- Brief -
Examine the material below. Gather every line in which the string "addActionListener" appears.

:: Extracted records ::

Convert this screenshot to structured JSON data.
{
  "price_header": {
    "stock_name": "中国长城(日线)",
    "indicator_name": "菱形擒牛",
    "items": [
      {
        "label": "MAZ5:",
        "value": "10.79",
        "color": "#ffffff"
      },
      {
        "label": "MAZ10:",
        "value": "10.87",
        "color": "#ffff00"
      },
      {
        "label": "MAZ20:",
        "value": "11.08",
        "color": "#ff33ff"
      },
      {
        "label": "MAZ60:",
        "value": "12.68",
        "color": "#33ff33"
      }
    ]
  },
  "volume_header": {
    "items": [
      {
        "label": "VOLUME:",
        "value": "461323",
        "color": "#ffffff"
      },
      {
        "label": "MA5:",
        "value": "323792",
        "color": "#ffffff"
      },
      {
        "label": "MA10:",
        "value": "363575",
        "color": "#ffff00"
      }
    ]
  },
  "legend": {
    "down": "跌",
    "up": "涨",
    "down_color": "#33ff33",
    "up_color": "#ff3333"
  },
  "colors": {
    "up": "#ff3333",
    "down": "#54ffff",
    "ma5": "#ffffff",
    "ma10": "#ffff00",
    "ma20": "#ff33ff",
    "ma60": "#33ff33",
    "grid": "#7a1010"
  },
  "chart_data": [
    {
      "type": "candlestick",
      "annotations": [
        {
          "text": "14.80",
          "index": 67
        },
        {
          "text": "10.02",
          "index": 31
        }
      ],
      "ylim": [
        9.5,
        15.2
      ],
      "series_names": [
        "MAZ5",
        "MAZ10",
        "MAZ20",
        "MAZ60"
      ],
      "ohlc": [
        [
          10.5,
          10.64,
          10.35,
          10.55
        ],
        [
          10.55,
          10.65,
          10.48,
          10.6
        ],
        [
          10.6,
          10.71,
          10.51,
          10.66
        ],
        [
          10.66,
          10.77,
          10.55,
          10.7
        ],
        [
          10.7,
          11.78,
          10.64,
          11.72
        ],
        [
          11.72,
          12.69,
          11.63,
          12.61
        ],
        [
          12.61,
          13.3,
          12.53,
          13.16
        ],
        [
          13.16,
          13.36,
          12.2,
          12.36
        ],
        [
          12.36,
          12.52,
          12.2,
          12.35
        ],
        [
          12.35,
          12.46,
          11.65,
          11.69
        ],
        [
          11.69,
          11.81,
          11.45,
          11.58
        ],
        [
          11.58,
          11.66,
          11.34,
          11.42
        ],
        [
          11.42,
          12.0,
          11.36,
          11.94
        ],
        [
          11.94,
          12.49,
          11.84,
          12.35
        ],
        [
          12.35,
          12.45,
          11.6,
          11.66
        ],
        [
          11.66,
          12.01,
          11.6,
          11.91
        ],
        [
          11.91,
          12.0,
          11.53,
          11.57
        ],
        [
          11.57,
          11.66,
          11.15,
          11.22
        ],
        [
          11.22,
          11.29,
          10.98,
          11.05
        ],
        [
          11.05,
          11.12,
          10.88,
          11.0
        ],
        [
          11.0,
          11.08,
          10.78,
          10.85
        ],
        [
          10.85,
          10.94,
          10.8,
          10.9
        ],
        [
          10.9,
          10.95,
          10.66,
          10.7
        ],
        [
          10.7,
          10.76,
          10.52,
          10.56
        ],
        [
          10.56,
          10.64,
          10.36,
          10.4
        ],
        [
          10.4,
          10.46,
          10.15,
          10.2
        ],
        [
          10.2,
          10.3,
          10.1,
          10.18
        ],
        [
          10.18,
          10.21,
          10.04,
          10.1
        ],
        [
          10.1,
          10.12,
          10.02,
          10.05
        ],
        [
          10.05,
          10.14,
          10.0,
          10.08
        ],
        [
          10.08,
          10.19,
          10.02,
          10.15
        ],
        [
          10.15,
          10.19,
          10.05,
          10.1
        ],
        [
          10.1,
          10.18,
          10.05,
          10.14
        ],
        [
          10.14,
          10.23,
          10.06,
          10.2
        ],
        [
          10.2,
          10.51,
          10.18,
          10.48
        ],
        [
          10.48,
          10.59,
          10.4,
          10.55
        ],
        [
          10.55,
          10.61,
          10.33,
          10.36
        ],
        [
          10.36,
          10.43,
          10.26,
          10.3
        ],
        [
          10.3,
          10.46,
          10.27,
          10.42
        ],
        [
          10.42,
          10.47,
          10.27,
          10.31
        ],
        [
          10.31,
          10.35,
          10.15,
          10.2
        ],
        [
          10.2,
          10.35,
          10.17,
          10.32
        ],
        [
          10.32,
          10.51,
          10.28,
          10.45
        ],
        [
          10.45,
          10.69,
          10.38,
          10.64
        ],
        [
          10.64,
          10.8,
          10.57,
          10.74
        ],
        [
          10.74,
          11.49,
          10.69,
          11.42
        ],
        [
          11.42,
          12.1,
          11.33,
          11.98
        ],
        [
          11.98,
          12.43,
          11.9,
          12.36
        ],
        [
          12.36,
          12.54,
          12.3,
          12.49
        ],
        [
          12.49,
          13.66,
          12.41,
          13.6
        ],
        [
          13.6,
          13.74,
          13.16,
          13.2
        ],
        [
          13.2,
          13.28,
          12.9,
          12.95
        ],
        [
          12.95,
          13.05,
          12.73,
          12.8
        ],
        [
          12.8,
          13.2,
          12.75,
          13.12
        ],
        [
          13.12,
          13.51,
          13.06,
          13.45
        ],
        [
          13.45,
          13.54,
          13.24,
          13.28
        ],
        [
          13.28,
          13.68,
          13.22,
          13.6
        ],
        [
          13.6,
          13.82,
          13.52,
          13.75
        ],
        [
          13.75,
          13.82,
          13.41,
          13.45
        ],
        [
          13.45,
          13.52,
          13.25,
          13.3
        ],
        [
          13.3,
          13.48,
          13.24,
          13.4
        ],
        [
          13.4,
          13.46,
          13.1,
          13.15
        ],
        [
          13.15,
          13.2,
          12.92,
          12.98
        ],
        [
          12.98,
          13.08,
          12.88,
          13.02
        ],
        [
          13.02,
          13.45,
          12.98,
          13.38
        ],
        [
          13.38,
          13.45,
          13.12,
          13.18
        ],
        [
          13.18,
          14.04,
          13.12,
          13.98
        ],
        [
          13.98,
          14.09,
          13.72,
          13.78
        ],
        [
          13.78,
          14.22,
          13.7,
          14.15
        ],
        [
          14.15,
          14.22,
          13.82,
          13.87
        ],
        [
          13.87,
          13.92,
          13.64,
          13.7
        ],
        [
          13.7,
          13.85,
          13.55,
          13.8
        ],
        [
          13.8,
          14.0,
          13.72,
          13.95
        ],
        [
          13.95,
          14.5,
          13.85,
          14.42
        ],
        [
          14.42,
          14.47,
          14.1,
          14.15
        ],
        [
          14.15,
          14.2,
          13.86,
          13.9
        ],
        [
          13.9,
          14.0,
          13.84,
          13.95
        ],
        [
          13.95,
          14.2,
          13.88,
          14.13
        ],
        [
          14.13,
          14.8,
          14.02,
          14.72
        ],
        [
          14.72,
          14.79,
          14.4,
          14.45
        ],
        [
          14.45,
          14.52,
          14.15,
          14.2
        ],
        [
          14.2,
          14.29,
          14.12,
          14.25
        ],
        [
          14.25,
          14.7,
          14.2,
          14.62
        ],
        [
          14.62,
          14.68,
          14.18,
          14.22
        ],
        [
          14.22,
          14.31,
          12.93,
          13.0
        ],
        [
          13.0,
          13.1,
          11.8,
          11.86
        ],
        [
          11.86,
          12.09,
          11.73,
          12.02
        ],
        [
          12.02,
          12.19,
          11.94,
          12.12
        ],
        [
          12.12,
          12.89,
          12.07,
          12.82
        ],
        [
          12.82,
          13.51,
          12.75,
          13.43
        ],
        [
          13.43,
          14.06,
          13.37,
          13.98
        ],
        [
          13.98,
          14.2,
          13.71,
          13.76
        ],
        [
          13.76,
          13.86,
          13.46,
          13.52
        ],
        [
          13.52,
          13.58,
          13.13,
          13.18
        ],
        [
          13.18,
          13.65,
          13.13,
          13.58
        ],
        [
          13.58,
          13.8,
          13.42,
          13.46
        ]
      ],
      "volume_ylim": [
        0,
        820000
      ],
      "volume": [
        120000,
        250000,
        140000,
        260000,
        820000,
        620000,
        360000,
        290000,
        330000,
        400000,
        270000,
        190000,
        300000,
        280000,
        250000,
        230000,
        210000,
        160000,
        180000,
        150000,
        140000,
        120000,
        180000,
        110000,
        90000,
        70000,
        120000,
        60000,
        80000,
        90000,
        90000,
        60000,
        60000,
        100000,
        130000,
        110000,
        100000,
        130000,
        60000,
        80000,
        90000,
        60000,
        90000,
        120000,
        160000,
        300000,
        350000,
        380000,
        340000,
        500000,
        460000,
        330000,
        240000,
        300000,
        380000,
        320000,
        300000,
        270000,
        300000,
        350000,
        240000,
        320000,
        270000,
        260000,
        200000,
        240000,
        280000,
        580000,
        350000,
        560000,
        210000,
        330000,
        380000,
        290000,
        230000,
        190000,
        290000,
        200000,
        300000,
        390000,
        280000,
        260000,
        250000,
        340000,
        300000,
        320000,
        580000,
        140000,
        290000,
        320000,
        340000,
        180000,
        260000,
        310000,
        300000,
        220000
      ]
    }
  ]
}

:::
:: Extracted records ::

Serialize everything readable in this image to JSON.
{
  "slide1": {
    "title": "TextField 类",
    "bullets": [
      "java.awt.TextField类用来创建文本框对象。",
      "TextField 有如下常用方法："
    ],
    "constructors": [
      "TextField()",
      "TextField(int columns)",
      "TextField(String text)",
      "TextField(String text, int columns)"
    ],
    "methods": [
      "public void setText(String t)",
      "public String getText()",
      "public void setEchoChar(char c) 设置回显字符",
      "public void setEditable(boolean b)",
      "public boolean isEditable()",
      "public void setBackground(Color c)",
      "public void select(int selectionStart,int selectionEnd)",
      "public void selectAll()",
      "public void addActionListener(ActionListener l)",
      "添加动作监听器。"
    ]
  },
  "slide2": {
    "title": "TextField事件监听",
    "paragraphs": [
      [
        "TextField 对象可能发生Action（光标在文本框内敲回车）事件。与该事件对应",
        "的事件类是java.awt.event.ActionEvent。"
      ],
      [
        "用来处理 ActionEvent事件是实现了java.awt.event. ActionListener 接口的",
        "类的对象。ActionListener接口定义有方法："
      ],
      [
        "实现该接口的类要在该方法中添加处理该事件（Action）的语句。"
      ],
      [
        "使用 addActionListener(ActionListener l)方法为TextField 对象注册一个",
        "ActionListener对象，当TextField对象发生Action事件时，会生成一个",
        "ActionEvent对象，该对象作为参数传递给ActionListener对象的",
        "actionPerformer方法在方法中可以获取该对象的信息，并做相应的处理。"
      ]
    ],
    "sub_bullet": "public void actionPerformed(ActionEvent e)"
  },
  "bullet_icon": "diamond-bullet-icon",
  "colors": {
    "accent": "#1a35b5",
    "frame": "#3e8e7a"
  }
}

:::
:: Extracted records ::

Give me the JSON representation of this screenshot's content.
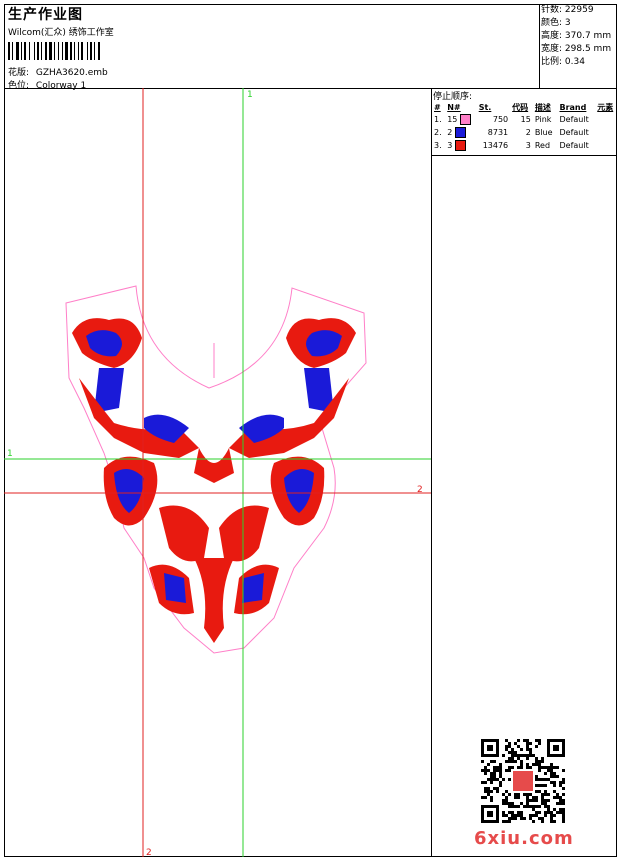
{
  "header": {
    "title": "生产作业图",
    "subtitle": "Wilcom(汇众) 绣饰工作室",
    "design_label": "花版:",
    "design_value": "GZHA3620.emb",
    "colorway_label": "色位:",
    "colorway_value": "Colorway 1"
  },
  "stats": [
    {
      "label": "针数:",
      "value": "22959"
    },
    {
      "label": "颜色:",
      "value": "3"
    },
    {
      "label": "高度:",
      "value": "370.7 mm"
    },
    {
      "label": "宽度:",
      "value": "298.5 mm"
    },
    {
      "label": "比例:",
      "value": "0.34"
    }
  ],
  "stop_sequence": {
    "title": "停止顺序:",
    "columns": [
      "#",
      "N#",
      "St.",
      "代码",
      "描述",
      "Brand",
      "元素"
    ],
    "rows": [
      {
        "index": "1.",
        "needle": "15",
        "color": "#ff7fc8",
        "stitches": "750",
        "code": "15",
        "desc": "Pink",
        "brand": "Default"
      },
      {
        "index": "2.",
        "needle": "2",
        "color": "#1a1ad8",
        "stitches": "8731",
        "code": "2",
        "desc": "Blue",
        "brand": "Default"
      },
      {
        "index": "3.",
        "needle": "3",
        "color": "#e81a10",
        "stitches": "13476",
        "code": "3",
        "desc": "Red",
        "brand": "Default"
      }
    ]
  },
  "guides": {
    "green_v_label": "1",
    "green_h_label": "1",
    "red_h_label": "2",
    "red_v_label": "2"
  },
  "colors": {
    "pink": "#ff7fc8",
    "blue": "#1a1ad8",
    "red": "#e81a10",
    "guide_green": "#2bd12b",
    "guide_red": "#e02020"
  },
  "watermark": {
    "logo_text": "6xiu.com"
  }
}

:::

- Exercise result -
      "public void addActionListener(ActionListener l)",
        "使用 addActionListener(ActionListener l)方法为TextField 对象注册一个",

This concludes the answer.